(Stored records)
▶

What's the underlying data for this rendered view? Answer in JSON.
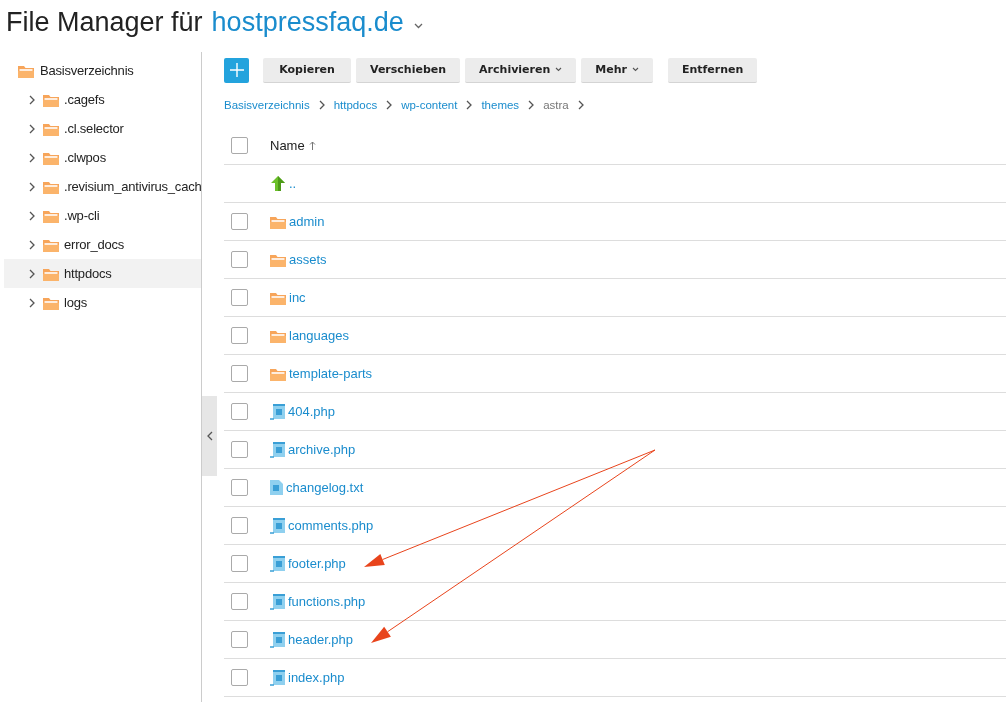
{
  "title": {
    "prefix": "File Manager für",
    "domain": "hostpressfaq.de"
  },
  "tree": {
    "name": "Basisverzeichnis",
    "children": [
      {
        "name": ".cagefs",
        "expanded": false,
        "selected": false
      },
      {
        "name": ".cl.selector",
        "expanded": false,
        "selected": false
      },
      {
        "name": ".clwpos",
        "expanded": false,
        "selected": false
      },
      {
        "name": ".revisium_antivirus_cach",
        "expanded": false,
        "selected": false
      },
      {
        "name": ".wp-cli",
        "expanded": false,
        "selected": false
      },
      {
        "name": "error_docs",
        "expanded": false,
        "selected": false
      },
      {
        "name": "httpdocs",
        "expanded": false,
        "selected": true
      },
      {
        "name": "logs",
        "expanded": false,
        "selected": false
      }
    ]
  },
  "toolbar": {
    "buttons": [
      {
        "label": "Kopieren",
        "has_menu": false
      },
      {
        "label": "Verschieben",
        "has_menu": false
      },
      {
        "label": "Archivieren",
        "has_menu": true
      },
      {
        "label": "Mehr",
        "has_menu": true
      },
      {
        "label": "Entfernen",
        "has_menu": false
      }
    ]
  },
  "breadcrumb": [
    {
      "label": "Basisverzeichnis",
      "current": false
    },
    {
      "label": "httpdocs",
      "current": false
    },
    {
      "label": "wp-content",
      "current": false
    },
    {
      "label": "themes",
      "current": false
    },
    {
      "label": "astra",
      "current": true
    }
  ],
  "table": {
    "columns": [
      {
        "label": "Name",
        "sort_ascending": true
      }
    ],
    "select_all_checked": false,
    "rows": [
      {
        "kind": "parent",
        "name": ".."
      },
      {
        "kind": "folder",
        "name": "admin",
        "checked": false
      },
      {
        "kind": "folder",
        "name": "assets",
        "checked": false
      },
      {
        "kind": "folder",
        "name": "inc",
        "checked": false
      },
      {
        "kind": "folder",
        "name": "languages",
        "checked": false
      },
      {
        "kind": "folder",
        "name": "template-parts",
        "checked": false
      },
      {
        "kind": "php",
        "name": "404.php",
        "checked": false
      },
      {
        "kind": "php",
        "name": "archive.php",
        "checked": false
      },
      {
        "kind": "text",
        "name": "changelog.txt",
        "checked": false
      },
      {
        "kind": "php",
        "name": "comments.php",
        "checked": false
      },
      {
        "kind": "php",
        "name": "footer.php",
        "checked": false,
        "annotated": true
      },
      {
        "kind": "php",
        "name": "functions.php",
        "checked": false
      },
      {
        "kind": "php",
        "name": "header.php",
        "checked": false,
        "annotated": true
      },
      {
        "kind": "php",
        "name": "index.php",
        "checked": false
      }
    ]
  }
}
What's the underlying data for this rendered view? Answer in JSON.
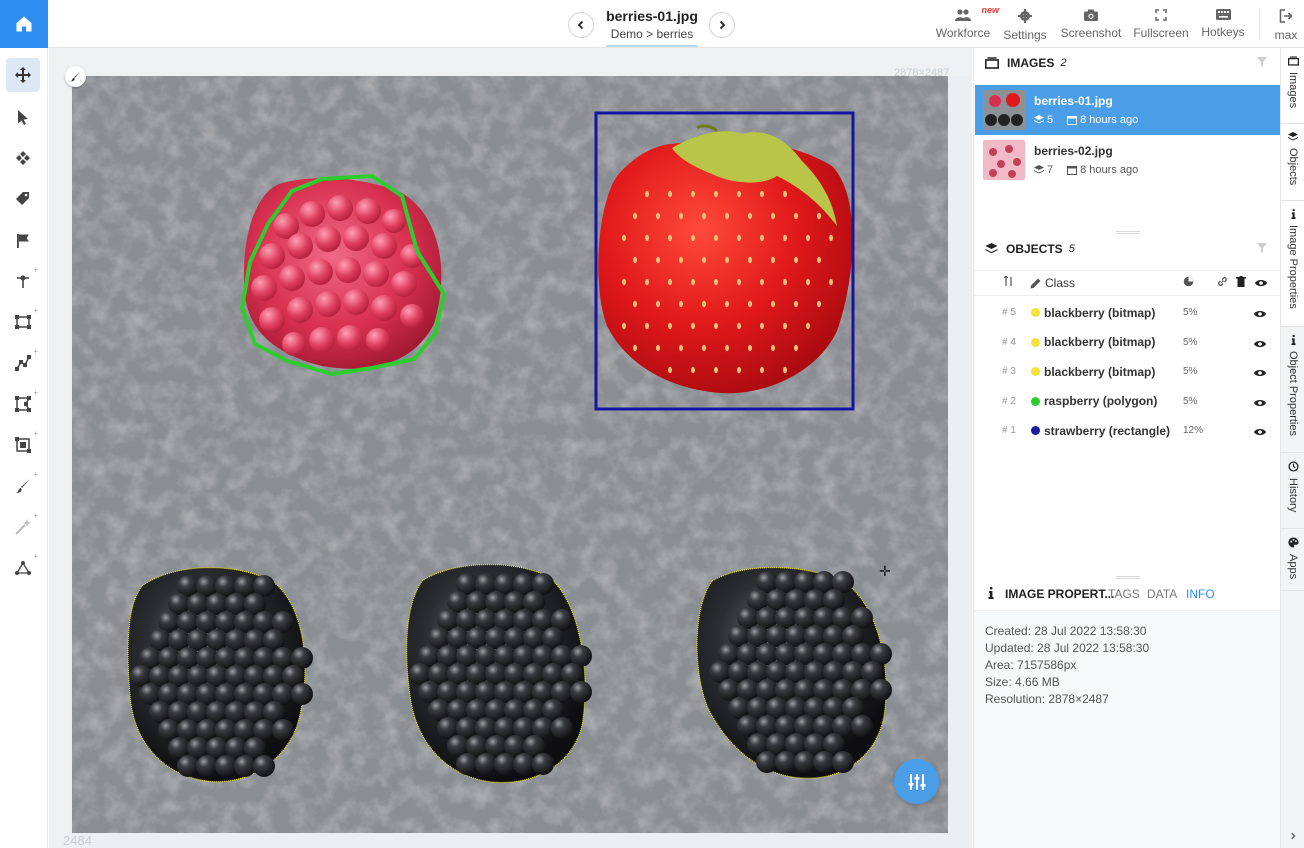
{
  "header": {
    "file_title": "berries-01.jpg",
    "breadcrumb": {
      "project": "Demo",
      "separator": ">",
      "dataset": "berries"
    },
    "actions": [
      {
        "label": "Workforce",
        "badge": "new",
        "icon": "people-icon"
      },
      {
        "label": "Settings",
        "icon": "gear-icon"
      },
      {
        "label": "Screenshot",
        "icon": "camera-icon"
      },
      {
        "label": "Fullscreen",
        "icon": "fullscreen-icon"
      },
      {
        "label": "Hotkeys",
        "icon": "keyboard-icon"
      },
      {
        "label": "max",
        "icon": "logout-icon"
      }
    ]
  },
  "toolbar": {
    "tools": [
      "move-icon",
      "pointer-icon",
      "drag-icon",
      "tag-icon",
      "flag-icon",
      "point-icon",
      "rectangle-icon",
      "polyline-icon",
      "polygon-icon",
      "bitmap-icon",
      "brush-icon",
      "magic-wand-icon",
      "graph-icon"
    ],
    "active_tool": "move-icon"
  },
  "canvas": {
    "resolution_label": "2878×2487",
    "ruler_bottom_label": "2484",
    "annotation_colors": {
      "raspberry": "#2ecc2e",
      "strawberry": "#1515a0",
      "blackberry": "#e6e617"
    }
  },
  "images_panel": {
    "title": "IMAGES",
    "count": "2",
    "items": [
      {
        "name": "berries-01.jpg",
        "objects": "5",
        "time": "8 hours ago",
        "selected": true
      },
      {
        "name": "berries-02.jpg",
        "objects": "7",
        "time": "8 hours ago",
        "selected": false
      }
    ]
  },
  "objects_panel": {
    "title": "OBJECTS",
    "count": "5",
    "class_header": "Class",
    "items": [
      {
        "id": "5",
        "name": "blackberry (bitmap)",
        "area": "5%",
        "color": "#f2e23a"
      },
      {
        "id": "4",
        "name": "blackberry (bitmap)",
        "area": "5%",
        "color": "#f2e23a"
      },
      {
        "id": "3",
        "name": "blackberry (bitmap)",
        "area": "5%",
        "color": "#f2e23a"
      },
      {
        "id": "2",
        "name": "raspberry (polygon)",
        "area": "5%",
        "color": "#2ecc2e"
      },
      {
        "id": "1",
        "name": "strawberry (rectangle)",
        "area": "12%",
        "color": "#1a1aa0"
      }
    ]
  },
  "properties_panel": {
    "title": "IMAGE PROPERT...",
    "tabs": [
      "TAGS",
      "DATA",
      "INFO"
    ],
    "active_tab": "INFO",
    "info": [
      "Created: 28 Jul 2022 13:58:30",
      "Updated: 28 Jul 2022 13:58:30",
      "Area: 7157586px",
      "Size: 4.66 MB",
      "Resolution: 2878×2487"
    ]
  },
  "side_tabs": [
    "Images",
    "Objects",
    "Image Properties",
    "Object Properties",
    "History",
    "Apps"
  ],
  "accent_color": "#2d8cf0"
}
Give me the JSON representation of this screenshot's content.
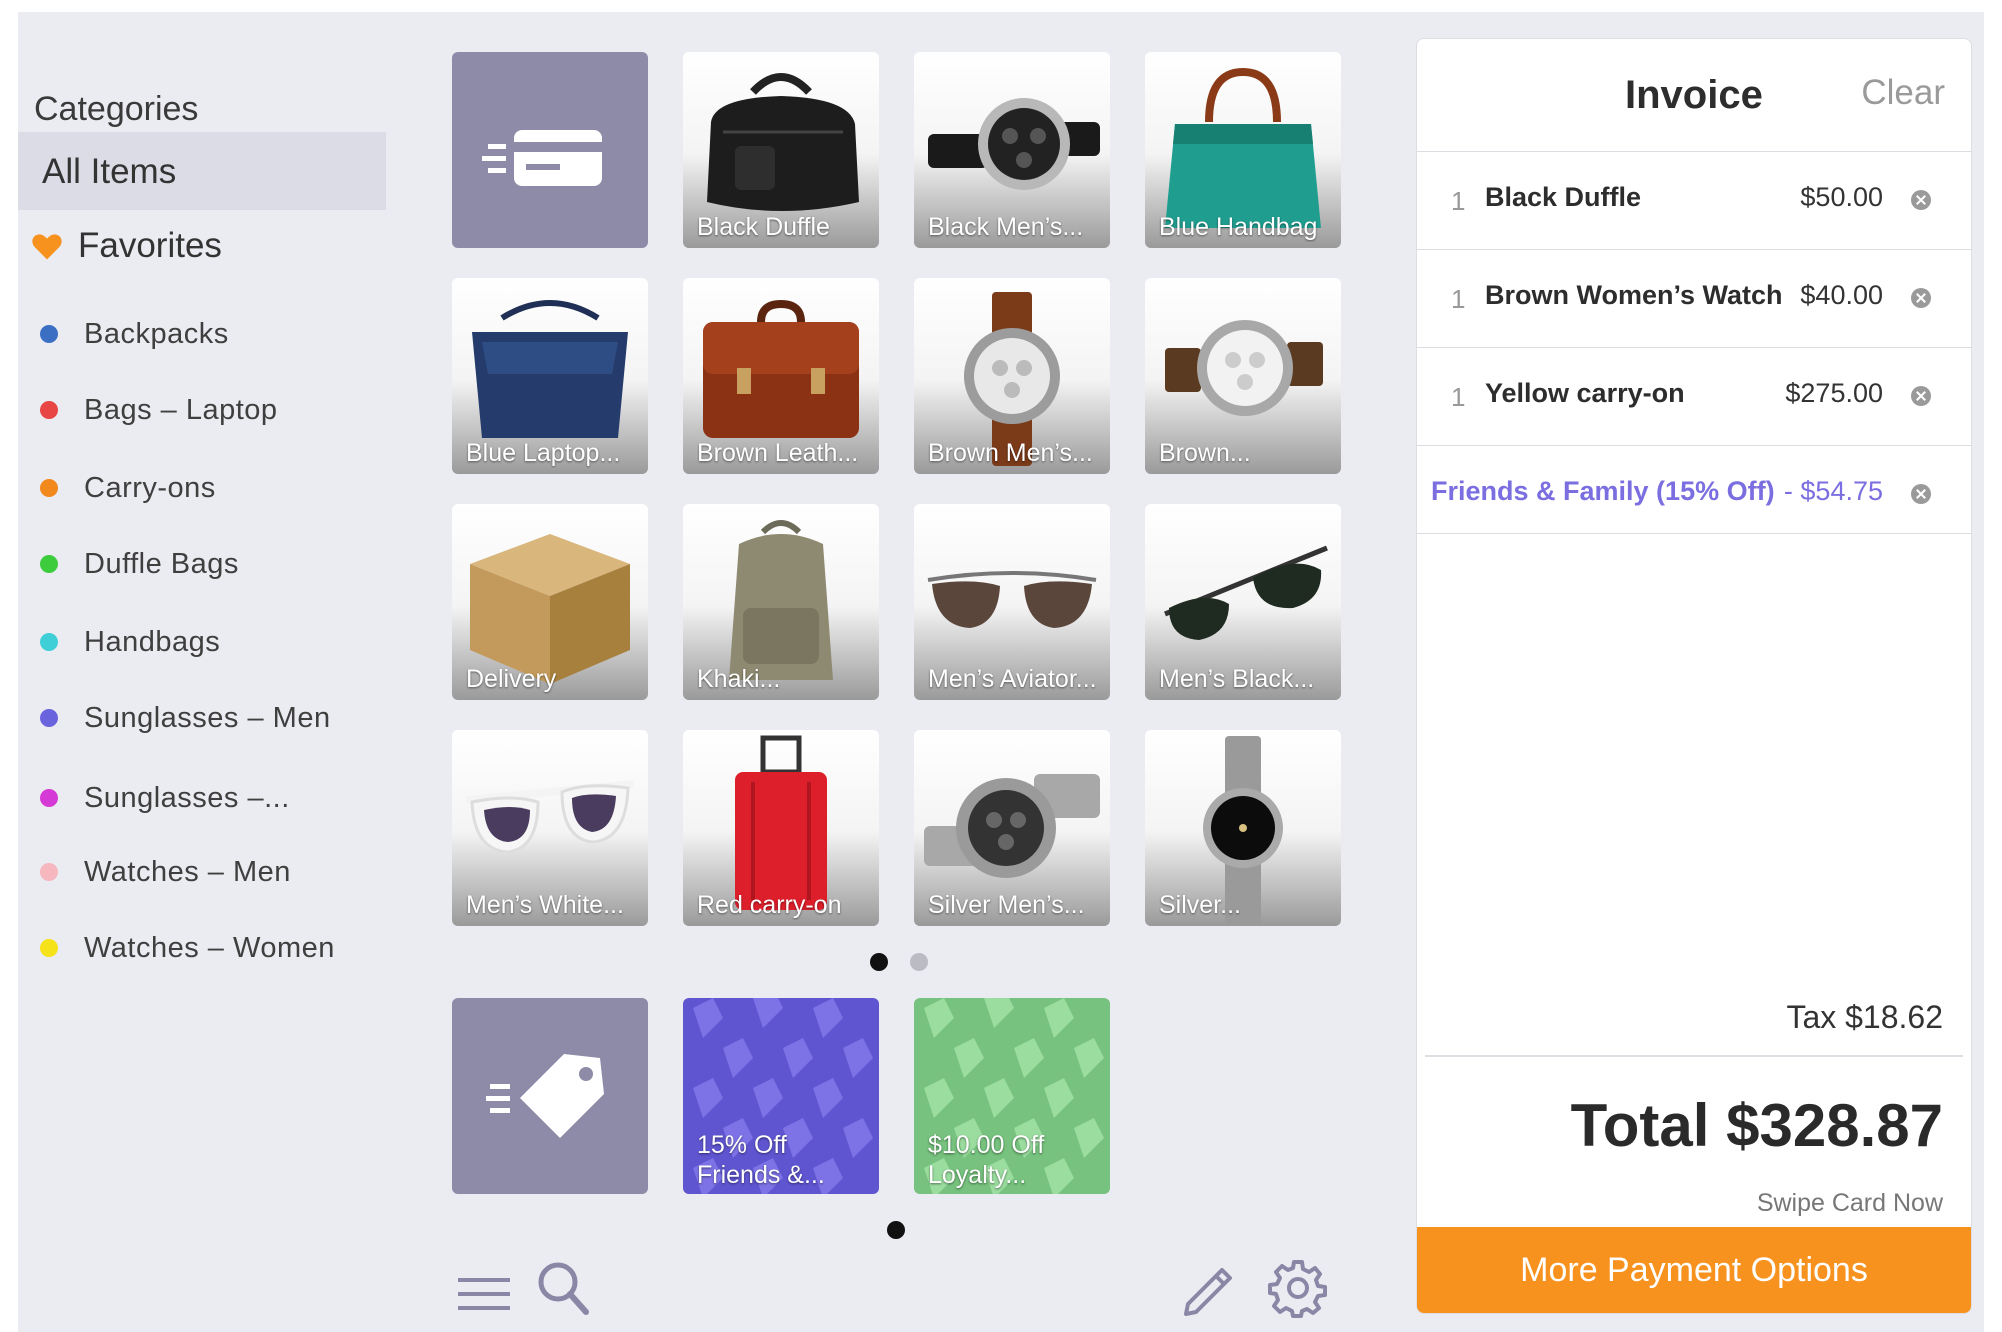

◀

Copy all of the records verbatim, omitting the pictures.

What's the underlying data for this rendered view? Answer in JSON.
{
  "title": {
    "prefix": "File Manager für",
    "domain": "hostpressfaq.de"
  },
  "tree": {
    "name": "Basisverzeichnis",
    "children": [
      {
        "name": ".cagefs",
        "expanded": false,
        "selected": false
      },
      {
        "name": ".cl.selector",
        "expanded": false,
        "selected": false
      },
      {
        "name": ".clwpos",
        "expanded": false,
        "selected": false
      },
      {
        "name": ".revisium_antivirus_cach",
        "expanded": false,
        "selected": false
      },
      {
        "name": ".wp-cli",
        "expanded": false,
        "selected": false
      },
      {
        "name": "error_docs",
        "expanded": false,
        "selected": false
      },
      {
        "name": "httpdocs",
        "expanded": false,
        "selected": true
      },
      {
        "name": "logs",
        "expanded": false,
        "selected": false
      }
    ]
  },
  "toolbar": {
    "buttons": [
      {
        "label": "Kopieren",
        "has_menu": false
      },
      {
        "label": "Verschieben",
        "has_menu": false
      },
      {
        "label": "Archivieren",
        "has_menu": true
      },
      {
        "label": "Mehr",
        "has_menu": true
      },
      {
        "label": "Entfernen",
        "has_menu": false
      }
    ]
  },
  "breadcrumb": [
    {
      "label": "Basisverzeichnis",
      "current": false
    },
    {
      "label": "httpdocs",
      "current": false
    },
    {
      "label": "wp-content",
      "current": false
    },
    {
      "label": "themes",
      "current": false
    },
    {
      "label": "astra",
      "current": true
    }
  ],
  "table": {
    "columns": [
      {
        "label": "Name",
        "sort_ascending": true
      }
    ],
    "select_all_checked": false,
    "rows": [
      {
        "kind": "parent",
        "name": ".."
      },
      {
        "kind": "folder",
        "name": "admin",
        "checked": false
      },
      {
        "kind": "folder",
        "name": "assets",
        "checked": false
      },
      {
        "kind": "folder",
        "name": "inc",
        "checked": false
      },
      {
        "kind": "folder",
        "name": "languages",
        "checked": false
      },
      {
        "kind": "folder",
        "name": "template-parts",
        "checked": false
      },
      {
        "kind": "php",
        "name": "404.php",
        "checked": false
      },
      {
        "kind": "php",
        "name": "archive.php",
        "checked": false
      },
      {
        "kind": "text",
        "name": "changelog.txt",
        "checked": false
      },
      {
        "kind": "php",
        "name": "comments.php",
        "checked": false
      },
      {
        "kind": "php",
        "name": "footer.php",
        "checked": false,
        "annotated": true
      },
      {
        "kind": "php",
        "name": "functions.php",
        "checked": false
      },
      {
        "kind": "php",
        "name": "header.php",
        "checked": false,
        "annotated": true
      },
      {
        "kind": "php",
        "name": "index.php",
        "checked": false
      }
    ]
  }
}
What's the underlying data for this rendered view? Answer in JSON.
{
  "header": {
    "file_title": "berries-01.jpg",
    "breadcrumb": {
      "project": "Demo",
      "separator": ">",
      "dataset": "berries"
    },
    "actions": [
      {
        "label": "Workforce",
        "badge": "new",
        "icon": "people-icon"
      },
      {
        "label": "Settings",
        "icon": "gear-icon"
      },
      {
        "label": "Screenshot",
        "icon": "camera-icon"
      },
      {
        "label": "Fullscreen",
        "icon": "fullscreen-icon"
      },
      {
        "label": "Hotkeys",
        "icon": "keyboard-icon"
      },
      {
        "label": "max",
        "icon": "logout-icon"
      }
    ]
  },
  "toolbar": {
    "tools": [
      "move-icon",
      "pointer-icon",
      "drag-icon",
      "tag-icon",
      "flag-icon",
      "point-icon",
      "rectangle-icon",
      "polyline-icon",
      "polygon-icon",
      "bitmap-icon",
      "brush-icon",
      "magic-wand-icon",
      "graph-icon"
    ],
    "active_tool": "move-icon"
  },
  "canvas": {
    "resolution_label": "2878×2487",
    "ruler_bottom_label": "2484",
    "annotation_colors": {
      "raspberry": "#2ecc2e",
      "strawberry": "#1515a0",
      "blackberry": "#e6e617"
    }
  },
  "images_panel": {
    "title": "IMAGES",
    "count": "2",
    "items": [
      {
        "name": "berries-01.jpg",
        "objects": "5",
        "time": "8 hours ago",
        "selected": true
      },
      {
        "name": "berries-02.jpg",
        "objects": "7",
        "time": "8 hours ago",
        "selected": false
      }
    ]
  },
  "objects_panel": {
    "title": "OBJECTS",
    "count": "5",
    "class_header": "Class",
    "items": [
      {
        "id": "5",
        "name": "blackberry (bitmap)",
        "area": "5%",
        "color": "#f2e23a"
      },
      {
        "id": "4",
        "name": "blackberry (bitmap)",
        "area": "5%",
        "color": "#f2e23a"
      },
      {
        "id": "3",
        "name": "blackberry (bitmap)",
        "area": "5%",
        "color": "#f2e23a"
      },
      {
        "id": "2",
        "name": "raspberry (polygon)",
        "area": "5%",
        "color": "#2ecc2e"
      },
      {
        "id": "1",
        "name": "strawberry (rectangle)",
        "area": "12%",
        "color": "#1a1aa0"
      }
    ]
  },
  "properties_panel": {
    "title": "IMAGE PROPERT...",
    "tabs": [
      "TAGS",
      "DATA",
      "INFO"
    ],
    "active_tab": "INFO",
    "info": [
      "Created: 28 Jul 2022 13:58:30",
      "Updated: 28 Jul 2022 13:58:30",
      "Area: 7157586px",
      "Size: 4.66 MB",
      "Resolution: 2878×2487"
    ]
  },
  "side_tabs": [
    "Images",
    "Objects",
    "Image Properties",
    "Object Properties",
    "History",
    "Apps"
  ],
  "accent_color": "#2d8cf0"
}
Give me the JSON representation of this screenshot's content.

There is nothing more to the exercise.